How do I tell my parents I don't want to go on an LDS mission.? —Red Shift
This is very hard for me. Both my parents are Mormon and expect me to go on a mission. For years I've been seen as the golden boy of my church and of my family and everyone expects me to go and set an example to those younger than me. My grandparents on both sides are absolutely staunch LDS members and also have these same expectations for me. However, I simply do not believe in my church enough that I could go about for two years trying to convince other people to join it. How do I tell my parents that I do not want to go? I think my mother will be more understanding than my father. If anyone who answers here went on a mission, LDS or otherwise, please tell me if I am missing anything.
A couple of thoughts here, and for background I was raised Mormon and served a mission in Korea, but am no longer LDS. The fact is, there's very little I like or admire about Mormonism now. I think it sucks for families like yours (and mine) where not everyone wants to participate, but the church causes believers to feel hurt when loved ones don't conform.
But, having said that, I have never regretted the time I spent as a missionary. Now granted, I was a total believer at that point, so it didn't cause me any grief to share what I "knew," and the Koreans never really took to Mormonism anyway. And while I was there I did a lot of growing up, made some lifelong friends, learned a language and culture and learned to survive on my own in a relatively safe and controlled environment. Kids can do a lot worse in their first years out of high school.
So I guess my point is you can still choose to go and make the best of it if you see no way out or don't want to make waves. You'll have some good experiences, and you'll be a lot better off mentally than most of the other "elders" who buy into the guilt and power trips that mission leaders lay on. Maybe submit your papers and see where you get called. If it's Bolivia or Cuba or some other dangerous third world country, say no! You can always back out and reapply later.

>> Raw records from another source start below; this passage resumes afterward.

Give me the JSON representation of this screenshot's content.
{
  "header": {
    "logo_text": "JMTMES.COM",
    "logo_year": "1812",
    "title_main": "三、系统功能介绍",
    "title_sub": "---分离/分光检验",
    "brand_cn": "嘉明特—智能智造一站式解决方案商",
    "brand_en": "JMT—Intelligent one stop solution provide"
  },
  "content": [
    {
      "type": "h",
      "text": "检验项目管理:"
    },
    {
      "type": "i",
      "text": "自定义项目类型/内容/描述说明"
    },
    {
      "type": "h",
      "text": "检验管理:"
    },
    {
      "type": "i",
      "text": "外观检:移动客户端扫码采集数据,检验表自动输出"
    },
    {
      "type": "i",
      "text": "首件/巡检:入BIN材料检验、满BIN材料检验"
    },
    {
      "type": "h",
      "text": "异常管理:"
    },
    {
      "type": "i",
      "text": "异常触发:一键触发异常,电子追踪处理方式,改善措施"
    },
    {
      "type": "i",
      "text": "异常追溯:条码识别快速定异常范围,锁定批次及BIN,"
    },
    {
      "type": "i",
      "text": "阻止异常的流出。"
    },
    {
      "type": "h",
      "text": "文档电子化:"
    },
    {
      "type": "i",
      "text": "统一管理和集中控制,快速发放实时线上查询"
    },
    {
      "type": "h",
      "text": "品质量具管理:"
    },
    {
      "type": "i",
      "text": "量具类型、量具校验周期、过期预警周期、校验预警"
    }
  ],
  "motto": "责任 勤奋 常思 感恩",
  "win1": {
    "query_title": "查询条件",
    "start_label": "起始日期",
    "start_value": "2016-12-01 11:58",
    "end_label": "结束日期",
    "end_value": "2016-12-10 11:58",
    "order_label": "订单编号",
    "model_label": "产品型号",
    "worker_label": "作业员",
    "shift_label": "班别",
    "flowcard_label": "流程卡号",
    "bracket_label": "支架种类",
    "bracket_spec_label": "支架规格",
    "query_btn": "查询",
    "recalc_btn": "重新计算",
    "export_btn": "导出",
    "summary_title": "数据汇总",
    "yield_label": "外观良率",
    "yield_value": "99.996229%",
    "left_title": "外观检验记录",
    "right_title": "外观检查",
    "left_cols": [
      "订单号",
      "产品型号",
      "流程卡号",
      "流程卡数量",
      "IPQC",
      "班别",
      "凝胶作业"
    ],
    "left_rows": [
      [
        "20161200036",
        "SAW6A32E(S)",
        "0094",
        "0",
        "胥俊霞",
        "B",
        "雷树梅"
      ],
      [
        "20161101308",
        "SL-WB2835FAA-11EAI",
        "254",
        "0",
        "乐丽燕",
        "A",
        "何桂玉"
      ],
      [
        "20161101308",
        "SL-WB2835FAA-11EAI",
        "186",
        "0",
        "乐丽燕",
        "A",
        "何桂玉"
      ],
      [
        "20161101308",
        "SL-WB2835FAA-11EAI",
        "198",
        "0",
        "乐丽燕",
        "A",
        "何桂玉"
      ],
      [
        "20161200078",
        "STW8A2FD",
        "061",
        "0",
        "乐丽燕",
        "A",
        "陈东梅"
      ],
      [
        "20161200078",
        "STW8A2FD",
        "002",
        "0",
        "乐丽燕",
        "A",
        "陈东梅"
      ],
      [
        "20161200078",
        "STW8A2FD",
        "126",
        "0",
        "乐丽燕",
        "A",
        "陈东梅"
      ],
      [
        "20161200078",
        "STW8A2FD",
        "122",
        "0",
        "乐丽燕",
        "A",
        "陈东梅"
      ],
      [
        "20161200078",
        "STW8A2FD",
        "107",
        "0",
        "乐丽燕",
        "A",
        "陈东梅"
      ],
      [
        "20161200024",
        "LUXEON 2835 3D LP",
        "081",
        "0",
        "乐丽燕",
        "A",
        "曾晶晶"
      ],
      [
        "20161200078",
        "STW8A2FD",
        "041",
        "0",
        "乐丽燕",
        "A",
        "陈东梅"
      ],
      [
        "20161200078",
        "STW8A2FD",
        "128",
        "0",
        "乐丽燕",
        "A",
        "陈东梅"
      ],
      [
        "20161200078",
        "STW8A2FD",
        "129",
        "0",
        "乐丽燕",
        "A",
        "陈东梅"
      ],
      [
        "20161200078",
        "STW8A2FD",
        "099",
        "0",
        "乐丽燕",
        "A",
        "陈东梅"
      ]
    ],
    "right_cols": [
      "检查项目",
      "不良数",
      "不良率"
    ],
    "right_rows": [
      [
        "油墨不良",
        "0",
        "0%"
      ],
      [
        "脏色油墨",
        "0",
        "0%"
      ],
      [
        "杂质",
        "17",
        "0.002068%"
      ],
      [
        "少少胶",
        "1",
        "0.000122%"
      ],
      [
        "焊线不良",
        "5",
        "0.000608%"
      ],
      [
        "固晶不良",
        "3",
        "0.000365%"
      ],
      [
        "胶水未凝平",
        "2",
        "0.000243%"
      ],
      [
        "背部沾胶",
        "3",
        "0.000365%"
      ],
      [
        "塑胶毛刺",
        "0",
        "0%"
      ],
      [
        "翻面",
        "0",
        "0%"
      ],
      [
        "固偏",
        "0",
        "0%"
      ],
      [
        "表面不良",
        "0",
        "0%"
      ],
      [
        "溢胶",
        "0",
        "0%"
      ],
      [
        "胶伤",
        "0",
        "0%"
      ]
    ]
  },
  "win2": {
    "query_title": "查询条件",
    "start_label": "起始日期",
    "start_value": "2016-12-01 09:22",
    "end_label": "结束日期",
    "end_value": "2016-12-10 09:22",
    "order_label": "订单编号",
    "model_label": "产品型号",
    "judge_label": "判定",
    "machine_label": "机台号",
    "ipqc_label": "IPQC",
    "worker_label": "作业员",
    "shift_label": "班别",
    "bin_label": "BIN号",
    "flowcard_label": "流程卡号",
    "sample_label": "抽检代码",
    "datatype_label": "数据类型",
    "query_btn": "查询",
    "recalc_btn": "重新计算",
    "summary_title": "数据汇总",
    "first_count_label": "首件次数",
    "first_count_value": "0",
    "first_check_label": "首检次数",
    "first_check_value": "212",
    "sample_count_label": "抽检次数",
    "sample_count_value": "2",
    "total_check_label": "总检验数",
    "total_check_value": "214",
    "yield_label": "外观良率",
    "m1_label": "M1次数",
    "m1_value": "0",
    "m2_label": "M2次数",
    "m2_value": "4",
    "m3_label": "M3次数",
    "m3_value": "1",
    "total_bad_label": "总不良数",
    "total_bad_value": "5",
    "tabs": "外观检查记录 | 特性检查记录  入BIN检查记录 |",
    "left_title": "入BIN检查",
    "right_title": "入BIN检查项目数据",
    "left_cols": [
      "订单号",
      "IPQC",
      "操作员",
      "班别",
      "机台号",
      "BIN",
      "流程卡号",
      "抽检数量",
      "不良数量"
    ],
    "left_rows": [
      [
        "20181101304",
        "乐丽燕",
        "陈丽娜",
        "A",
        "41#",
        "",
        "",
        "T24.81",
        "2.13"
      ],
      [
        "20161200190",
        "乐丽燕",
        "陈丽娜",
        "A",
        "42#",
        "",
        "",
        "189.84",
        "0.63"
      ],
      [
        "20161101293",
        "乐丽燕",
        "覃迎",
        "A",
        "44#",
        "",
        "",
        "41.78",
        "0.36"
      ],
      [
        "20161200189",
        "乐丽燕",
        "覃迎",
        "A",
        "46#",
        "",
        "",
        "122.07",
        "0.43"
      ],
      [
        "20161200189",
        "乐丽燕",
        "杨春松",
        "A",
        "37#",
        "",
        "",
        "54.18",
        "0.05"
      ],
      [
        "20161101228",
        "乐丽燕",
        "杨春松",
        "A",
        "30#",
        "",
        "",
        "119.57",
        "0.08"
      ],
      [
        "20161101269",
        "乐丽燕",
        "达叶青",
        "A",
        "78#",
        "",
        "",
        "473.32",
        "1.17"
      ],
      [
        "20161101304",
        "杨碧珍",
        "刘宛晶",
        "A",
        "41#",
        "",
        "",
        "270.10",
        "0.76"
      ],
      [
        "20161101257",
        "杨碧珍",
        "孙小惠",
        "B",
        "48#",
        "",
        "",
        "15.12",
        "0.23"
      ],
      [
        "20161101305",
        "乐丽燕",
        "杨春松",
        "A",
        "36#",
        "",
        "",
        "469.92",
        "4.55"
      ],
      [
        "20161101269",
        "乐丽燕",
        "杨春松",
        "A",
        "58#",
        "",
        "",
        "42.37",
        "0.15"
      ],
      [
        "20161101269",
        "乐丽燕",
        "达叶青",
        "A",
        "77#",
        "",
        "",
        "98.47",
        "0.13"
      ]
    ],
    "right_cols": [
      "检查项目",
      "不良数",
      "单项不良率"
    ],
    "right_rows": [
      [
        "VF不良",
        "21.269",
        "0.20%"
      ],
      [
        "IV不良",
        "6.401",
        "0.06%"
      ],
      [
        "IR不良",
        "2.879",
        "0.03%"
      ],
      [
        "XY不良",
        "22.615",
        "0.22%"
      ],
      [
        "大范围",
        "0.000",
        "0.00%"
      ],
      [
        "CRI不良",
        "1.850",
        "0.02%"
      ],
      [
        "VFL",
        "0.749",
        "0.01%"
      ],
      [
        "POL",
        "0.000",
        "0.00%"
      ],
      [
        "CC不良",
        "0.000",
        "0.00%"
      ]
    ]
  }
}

If, however, you feel you're ready to assert yourself and step off the Mormon assembly line, I think you can best do this by simply delaying. Tell the bishop you're not ready spiritually or whatever. Tell your parents the same thing. And your aunts. And anyone else who asks. Decline to speak about it further. Mormon culture does not teach people to respect personal boundaries, so you might have to get used to just saying no or walking away. You don't owe anyone an explanation. Best of luck to you.